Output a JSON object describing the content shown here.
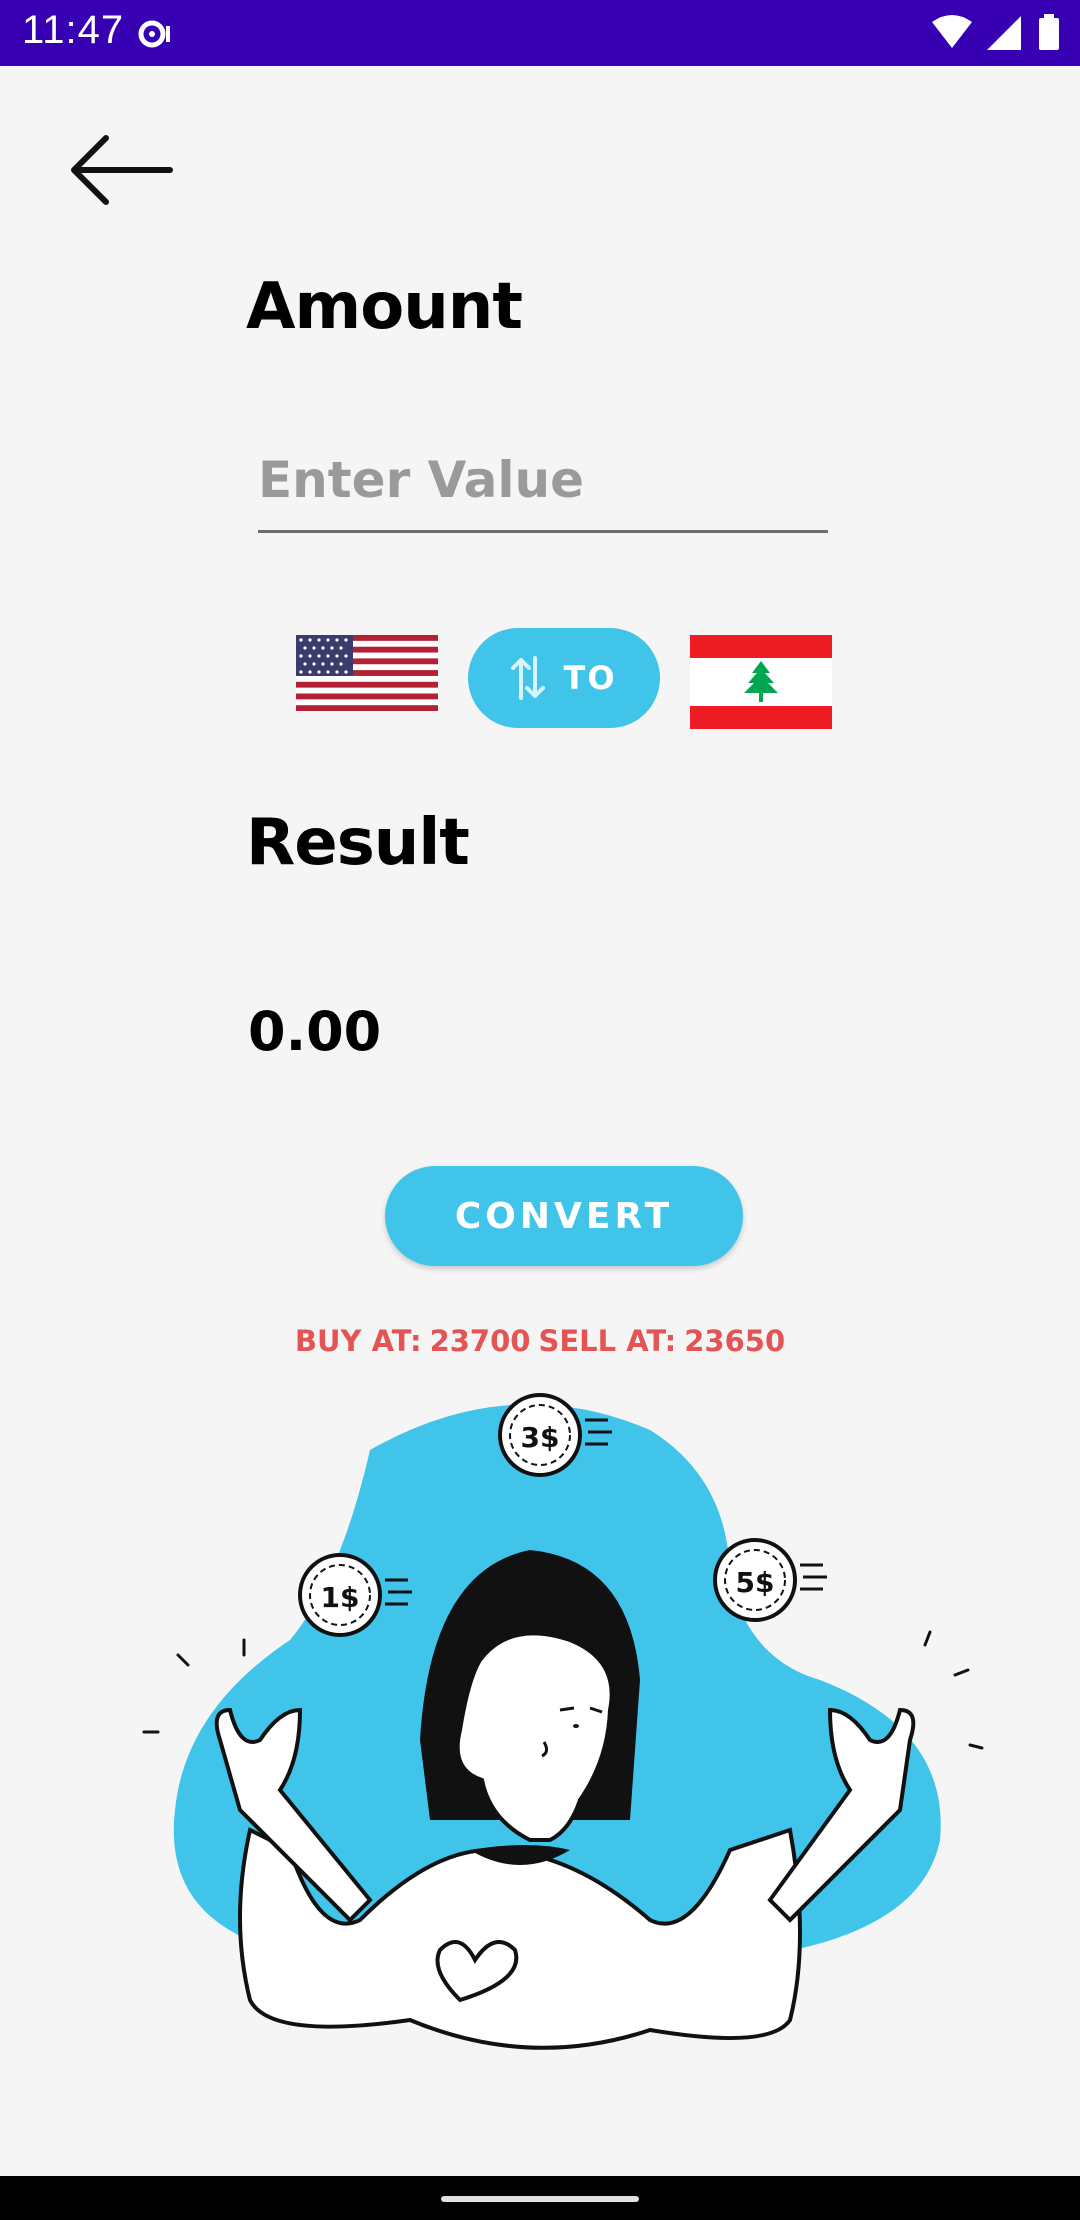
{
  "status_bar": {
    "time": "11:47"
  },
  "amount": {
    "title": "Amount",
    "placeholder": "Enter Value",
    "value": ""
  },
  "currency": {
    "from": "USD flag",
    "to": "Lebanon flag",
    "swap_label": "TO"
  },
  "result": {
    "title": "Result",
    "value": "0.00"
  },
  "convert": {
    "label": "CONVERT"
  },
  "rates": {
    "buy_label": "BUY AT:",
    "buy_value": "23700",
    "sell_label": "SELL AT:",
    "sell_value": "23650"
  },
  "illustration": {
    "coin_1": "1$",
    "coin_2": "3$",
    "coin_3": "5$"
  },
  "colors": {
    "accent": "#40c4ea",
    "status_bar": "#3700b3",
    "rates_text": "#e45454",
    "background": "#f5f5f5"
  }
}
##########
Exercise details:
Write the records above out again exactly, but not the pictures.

The answer:
Output a JSON object describing the content shown here.
{
  "status_bar": {
    "time": "11:47"
  },
  "amount": {
    "title": "Amount",
    "placeholder": "Enter Value",
    "value": ""
  },
  "currency": {
    "from": "USD flag",
    "to": "Lebanon flag",
    "swap_label": "TO"
  },
  "result": {
    "title": "Result",
    "value": "0.00"
  },
  "convert": {
    "label": "CONVERT"
  },
  "rates": {
    "buy_label": "BUY AT:",
    "buy_value": "23700",
    "sell_label": "SELL AT:",
    "sell_value": "23650"
  },
  "illustration": {
    "coin_1": "1$",
    "coin_2": "3$",
    "coin_3": "5$"
  },
  "colors": {
    "accent": "#40c4ea",
    "status_bar": "#3700b3",
    "rates_text": "#e45454",
    "background": "#f5f5f5"
  }
}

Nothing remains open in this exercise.